This Essay introduces the 2011 James McCormick Mitchell Lecture, “From Nuremberg to Buffalo: Justice Jackson’s Enduring Lessons of Morality and Law in a World at War,” a commemoration of Jackson’s 1946 centennial convocation speech at the University of Buffalo. It discusses Jackson’s speech, breaks down its thematic components, and situates the distinguished Mitchell Lecturers’ responses to it in context. Unlike Justice Jackson’s commanding and historic opening and closing statements as U.S. chief prosecutor at Nuremberg, Jackson’s 1946 speech, delivered just days after his return from Germany where he heard the Nuremberg Tribunal deliver its final judgment and verdicts, has largely been lost to historical memory. The Mitchell Lecture symposium — held on October 4, 2011, 65 years to the day from Jackson’s speech — was an attempt to restore that memory, providing an opportunity to assess Nuremberg through the eyes of Justice Jackson immediately after the event, while the images and experiences were still fresh in his consciousness. Long lost to history, the speech and its lessons deserve renewed attention today.We've previously noted Mary Dudziak's contribution to this symposium.

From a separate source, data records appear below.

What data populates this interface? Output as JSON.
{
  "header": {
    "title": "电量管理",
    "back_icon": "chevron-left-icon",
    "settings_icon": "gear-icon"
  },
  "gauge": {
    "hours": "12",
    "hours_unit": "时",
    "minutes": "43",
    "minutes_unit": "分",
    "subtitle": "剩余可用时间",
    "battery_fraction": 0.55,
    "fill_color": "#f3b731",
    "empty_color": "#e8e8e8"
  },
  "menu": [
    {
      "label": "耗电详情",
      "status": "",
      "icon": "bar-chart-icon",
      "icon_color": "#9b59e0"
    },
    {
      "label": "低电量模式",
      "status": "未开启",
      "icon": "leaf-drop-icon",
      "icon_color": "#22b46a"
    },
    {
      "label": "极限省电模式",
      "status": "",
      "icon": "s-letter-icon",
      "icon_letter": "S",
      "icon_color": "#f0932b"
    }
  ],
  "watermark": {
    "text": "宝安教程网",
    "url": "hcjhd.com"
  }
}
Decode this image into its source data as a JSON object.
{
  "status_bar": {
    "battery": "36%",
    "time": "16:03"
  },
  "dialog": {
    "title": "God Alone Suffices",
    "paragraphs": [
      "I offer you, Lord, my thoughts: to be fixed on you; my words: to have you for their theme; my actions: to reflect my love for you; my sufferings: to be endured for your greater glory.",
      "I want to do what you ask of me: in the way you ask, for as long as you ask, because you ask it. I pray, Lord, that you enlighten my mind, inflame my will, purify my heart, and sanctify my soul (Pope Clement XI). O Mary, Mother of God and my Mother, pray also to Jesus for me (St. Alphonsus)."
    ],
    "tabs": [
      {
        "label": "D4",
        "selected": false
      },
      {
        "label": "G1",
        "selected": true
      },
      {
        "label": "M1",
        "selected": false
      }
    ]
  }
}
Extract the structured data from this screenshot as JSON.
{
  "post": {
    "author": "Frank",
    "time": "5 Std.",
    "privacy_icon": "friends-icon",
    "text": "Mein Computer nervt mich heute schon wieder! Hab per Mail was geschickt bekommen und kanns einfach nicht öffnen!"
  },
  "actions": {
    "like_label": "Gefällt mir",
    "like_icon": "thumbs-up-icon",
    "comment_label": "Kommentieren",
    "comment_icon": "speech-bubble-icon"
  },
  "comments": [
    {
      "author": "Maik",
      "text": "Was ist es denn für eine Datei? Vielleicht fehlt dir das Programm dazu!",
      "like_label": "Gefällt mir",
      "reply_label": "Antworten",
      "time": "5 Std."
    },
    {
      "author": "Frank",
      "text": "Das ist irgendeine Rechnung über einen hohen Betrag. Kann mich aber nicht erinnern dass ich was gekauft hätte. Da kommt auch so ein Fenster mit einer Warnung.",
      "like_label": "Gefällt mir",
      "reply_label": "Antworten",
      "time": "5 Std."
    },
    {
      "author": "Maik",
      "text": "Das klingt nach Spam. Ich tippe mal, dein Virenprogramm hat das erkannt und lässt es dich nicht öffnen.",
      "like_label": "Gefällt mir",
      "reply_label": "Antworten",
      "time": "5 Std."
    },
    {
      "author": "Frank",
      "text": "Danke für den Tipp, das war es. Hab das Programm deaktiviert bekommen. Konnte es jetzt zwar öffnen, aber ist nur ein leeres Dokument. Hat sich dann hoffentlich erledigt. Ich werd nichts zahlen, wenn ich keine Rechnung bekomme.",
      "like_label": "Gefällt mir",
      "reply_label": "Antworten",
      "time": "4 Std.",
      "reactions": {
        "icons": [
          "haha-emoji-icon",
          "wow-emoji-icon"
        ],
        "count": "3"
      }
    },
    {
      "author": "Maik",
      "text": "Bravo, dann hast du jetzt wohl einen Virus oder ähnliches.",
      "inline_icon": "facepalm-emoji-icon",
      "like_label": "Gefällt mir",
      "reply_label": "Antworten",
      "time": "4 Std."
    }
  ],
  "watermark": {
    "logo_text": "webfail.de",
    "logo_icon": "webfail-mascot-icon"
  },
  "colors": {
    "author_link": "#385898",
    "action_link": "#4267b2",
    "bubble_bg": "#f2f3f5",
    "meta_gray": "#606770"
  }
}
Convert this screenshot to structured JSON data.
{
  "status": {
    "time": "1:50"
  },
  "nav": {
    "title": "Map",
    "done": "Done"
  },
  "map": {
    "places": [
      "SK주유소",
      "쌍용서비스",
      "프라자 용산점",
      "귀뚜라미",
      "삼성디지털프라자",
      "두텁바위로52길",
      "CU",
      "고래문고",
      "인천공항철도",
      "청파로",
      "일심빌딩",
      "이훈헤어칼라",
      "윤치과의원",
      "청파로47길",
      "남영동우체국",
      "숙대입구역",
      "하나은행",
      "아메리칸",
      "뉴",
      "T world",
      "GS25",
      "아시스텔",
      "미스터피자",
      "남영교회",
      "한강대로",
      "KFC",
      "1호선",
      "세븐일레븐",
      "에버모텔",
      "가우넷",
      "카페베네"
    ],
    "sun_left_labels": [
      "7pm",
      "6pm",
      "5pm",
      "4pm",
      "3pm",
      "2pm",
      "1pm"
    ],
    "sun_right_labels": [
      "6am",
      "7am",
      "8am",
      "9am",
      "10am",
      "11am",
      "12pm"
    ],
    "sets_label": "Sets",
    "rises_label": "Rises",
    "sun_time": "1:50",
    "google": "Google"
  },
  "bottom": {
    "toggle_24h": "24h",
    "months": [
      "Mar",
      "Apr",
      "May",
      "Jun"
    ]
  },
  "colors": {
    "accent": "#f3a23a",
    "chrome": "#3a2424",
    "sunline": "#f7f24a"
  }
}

Friday, April 20, 2012
Melish and Konefsky on Jackson's 1946 Reflections on Nuremberg
Tara J. Melish and Alfred S. Konefsky, both of SUNY Buffalo Law School, have posted Justice Jackson's 1946 Nuremberg Reflections at Buffalo: An Introduction, which will also appear in Buffalo Law Review 60 (April 2012 ). Here is the abstract: